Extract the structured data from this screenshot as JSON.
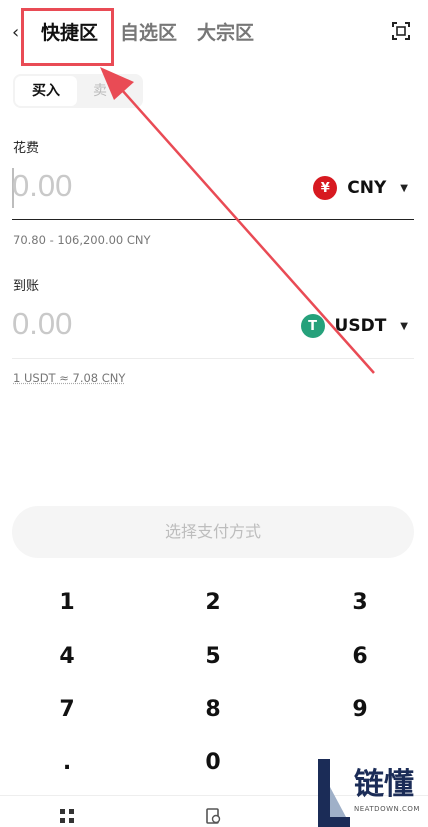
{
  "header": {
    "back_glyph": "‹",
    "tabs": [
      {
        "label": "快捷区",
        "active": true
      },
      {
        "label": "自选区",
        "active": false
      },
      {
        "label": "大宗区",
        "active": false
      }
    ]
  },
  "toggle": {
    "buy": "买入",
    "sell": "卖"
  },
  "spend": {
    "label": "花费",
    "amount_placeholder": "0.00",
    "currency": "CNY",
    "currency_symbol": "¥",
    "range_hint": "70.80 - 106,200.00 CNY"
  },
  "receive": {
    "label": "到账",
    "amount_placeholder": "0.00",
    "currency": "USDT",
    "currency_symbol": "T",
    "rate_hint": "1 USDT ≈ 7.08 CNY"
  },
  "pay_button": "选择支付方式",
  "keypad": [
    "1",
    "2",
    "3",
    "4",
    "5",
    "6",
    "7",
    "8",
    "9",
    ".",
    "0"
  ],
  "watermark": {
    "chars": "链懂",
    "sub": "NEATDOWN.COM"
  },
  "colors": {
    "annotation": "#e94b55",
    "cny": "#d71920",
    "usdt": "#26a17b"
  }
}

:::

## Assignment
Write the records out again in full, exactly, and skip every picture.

## Exercise answer
Extract the structured data from this screenshot as JSON.
{
  "header": {
    "back_glyph": "‹",
    "tabs": [
      {
        "label": "快捷区",
        "active": true
      },
      {
        "label": "自选区",
        "active": false
      },
      {
        "label": "大宗区",
        "active": false
      }
    ]
  },
  "toggle": {
    "buy": "买入",
    "sell": "卖"
  },
  "spend": {
    "label": "花费",
    "amount_placeholder": "0.00",
    "currency": "CNY",
    "currency_symbol": "¥",
    "range_hint": "70.80 - 106,200.00 CNY"
  },
  "receive": {
    "label": "到账",
    "amount_placeholder": "0.00",
    "currency": "USDT",
    "currency_symbol": "T",
    "rate_hint": "1 USDT ≈ 7.08 CNY"
  },
  "pay_button": "选择支付方式",
  "keypad": [
    "1",
    "2",
    "3",
    "4",
    "5",
    "6",
    "7",
    "8",
    "9",
    ".",
    "0"
  ],
  "watermark": {
    "chars": "链懂",
    "sub": "NEATDOWN.COM"
  },
  "colors": {
    "annotation": "#e94b55",
    "cny": "#d71920",
    "usdt": "#26a17b"
  }
}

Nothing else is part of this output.